The pictures stay out. Please retype every line below exactly.

(Entries taken from a collection)
::::

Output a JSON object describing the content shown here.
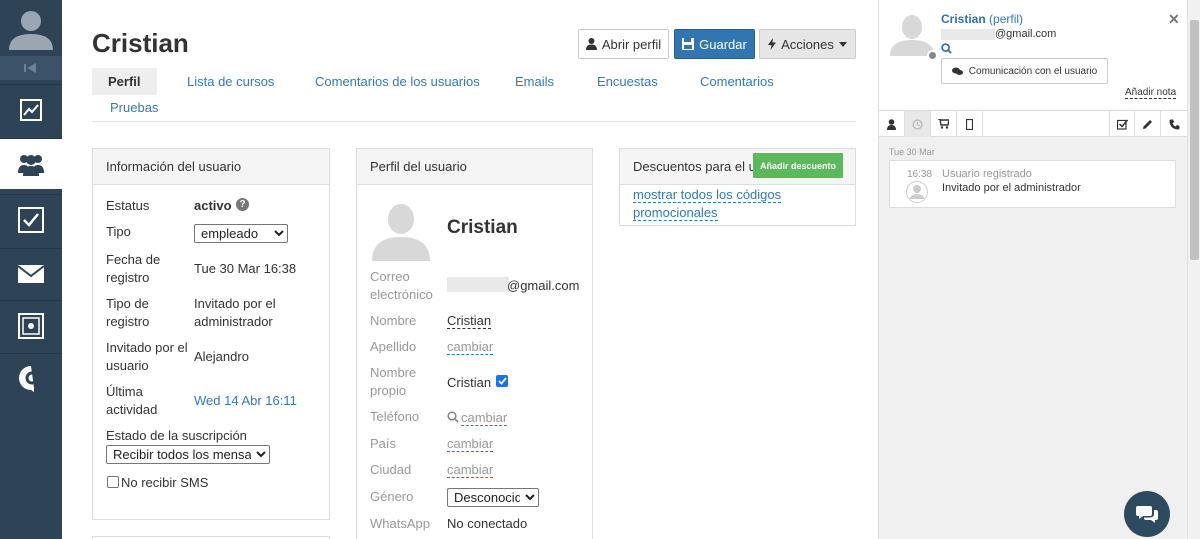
{
  "sidebar": {
    "items": [
      {
        "icon": "chart-icon"
      },
      {
        "icon": "users-icon",
        "active": true
      },
      {
        "icon": "checkbox-icon"
      },
      {
        "icon": "mail-icon"
      },
      {
        "icon": "safe-icon"
      },
      {
        "icon": "c-logo-icon"
      }
    ]
  },
  "header": {
    "title": "Cristian",
    "open_profile": "Abrir perfil",
    "save": "Guardar",
    "actions": "Acciones"
  },
  "tabs": [
    "Perfil",
    "Lista de cursos",
    "Comentarios de los usuarios",
    "Emails",
    "Encuestas",
    "Comentarios",
    "Pruebas"
  ],
  "info": {
    "heading": "Información del usuario",
    "status_label": "Estatus",
    "status_value": "activo",
    "type_label": "Tipo",
    "type_value": "empleado",
    "reg_date_label_1": "Fecha de",
    "reg_date_label_2": "registro",
    "reg_date_value": "Tue 30 Mar 16:38",
    "reg_type_label_1": "Tipo de",
    "reg_type_label_2": "registro",
    "reg_type_value_1": "Invitado por el",
    "reg_type_value_2": "administrador",
    "invited_label_1": "Invitado por el",
    "invited_label_2": "usuario",
    "invited_value": "Alejandro",
    "last_label_1": "Última",
    "last_label_2": "actividad",
    "last_value": "Wed 14 Abr 16:11",
    "sub_label": "Estado de la suscripción",
    "sub_value": "Recibir todos los mensajes",
    "no_sms": "No recibir SMS"
  },
  "profile": {
    "heading": "Perfil del usuario",
    "name": "Cristian",
    "email_label_1": "Correo",
    "email_label_2": "electrónico",
    "email_value": "@gmail.com",
    "first_name_label": "Nombre",
    "first_name_value": "Cristian",
    "last_name_label": "Apellido",
    "change": "cambiar",
    "own_name_label_1": "Nombre",
    "own_name_label_2": "propio",
    "own_name_value": "Cristian",
    "phone_label": "Teléfono",
    "country_label": "País",
    "city_label": "Ciudad",
    "gender_label": "Género",
    "gender_value": "Desconocido",
    "whatsapp_label": "WhatsApp",
    "whatsapp_value": "No conectado"
  },
  "discounts": {
    "heading": "Descuentos para el us",
    "add_button": "Añadir descuento",
    "link_1": "mostrar todos los códigos",
    "link_2": "promocionales"
  },
  "right_panel": {
    "name": "Cristian",
    "profile_suffix": "(perfil)",
    "email": "@gmail.com",
    "comm_button": "Comunicación con el usuario",
    "add_note": "Añadir nota",
    "date": "Tue 30 Mar",
    "event_time": "16:38",
    "event_title": "Usuario registrado",
    "event_detail": "Invitado por el administrador"
  },
  "colors": {
    "sidebar": "#2e4356",
    "primary": "#3276b1",
    "link": "#337ab7",
    "success": "#5cb85c"
  }
}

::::

> **RESULT**
Output a JSON object describing the content shown here.
{
  "sidebar": {
    "items": [
      {
        "icon": "chart-icon"
      },
      {
        "icon": "users-icon",
        "active": true
      },
      {
        "icon": "checkbox-icon"
      },
      {
        "icon": "mail-icon"
      },
      {
        "icon": "safe-icon"
      },
      {
        "icon": "c-logo-icon"
      }
    ]
  },
  "header": {
    "title": "Cristian",
    "open_profile": "Abrir perfil",
    "save": "Guardar",
    "actions": "Acciones"
  },
  "tabs": [
    "Perfil",
    "Lista de cursos",
    "Comentarios de los usuarios",
    "Emails",
    "Encuestas",
    "Comentarios",
    "Pruebas"
  ],
  "info": {
    "heading": "Información del usuario",
    "status_label": "Estatus",
    "status_value": "activo",
    "type_label": "Tipo",
    "type_value": "empleado",
    "reg_date_label_1": "Fecha de",
    "reg_date_label_2": "registro",
    "reg_date_value": "Tue 30 Mar 16:38",
    "reg_type_label_1": "Tipo de",
    "reg_type_label_2": "registro",
    "reg_type_value_1": "Invitado por el",
    "reg_type_value_2": "administrador",
    "invited_label_1": "Invitado por el",
    "invited_label_2": "usuario",
    "invited_value": "Alejandro",
    "last_label_1": "Última",
    "last_label_2": "actividad",
    "last_value": "Wed 14 Abr 16:11",
    "sub_label": "Estado de la suscripción",
    "sub_value": "Recibir todos los mensajes",
    "no_sms": "No recibir SMS"
  },
  "profile": {
    "heading": "Perfil del usuario",
    "name": "Cristian",
    "email_label_1": "Correo",
    "email_label_2": "electrónico",
    "email_value": "@gmail.com",
    "first_name_label": "Nombre",
    "first_name_value": "Cristian",
    "last_name_label": "Apellido",
    "change": "cambiar",
    "own_name_label_1": "Nombre",
    "own_name_label_2": "propio",
    "own_name_value": "Cristian",
    "phone_label": "Teléfono",
    "country_label": "País",
    "city_label": "Ciudad",
    "gender_label": "Género",
    "gender_value": "Desconocido",
    "whatsapp_label": "WhatsApp",
    "whatsapp_value": "No conectado"
  },
  "discounts": {
    "heading": "Descuentos para el us",
    "add_button": "Añadir descuento",
    "link_1": "mostrar todos los códigos",
    "link_2": "promocionales"
  },
  "right_panel": {
    "name": "Cristian",
    "profile_suffix": "(perfil)",
    "email": "@gmail.com",
    "comm_button": "Comunicación con el usuario",
    "add_note": "Añadir nota",
    "date": "Tue 30 Mar",
    "event_time": "16:38",
    "event_title": "Usuario registrado",
    "event_detail": "Invitado por el administrador"
  },
  "colors": {
    "sidebar": "#2e4356",
    "primary": "#3276b1",
    "link": "#337ab7",
    "success": "#5cb85c"
  }
}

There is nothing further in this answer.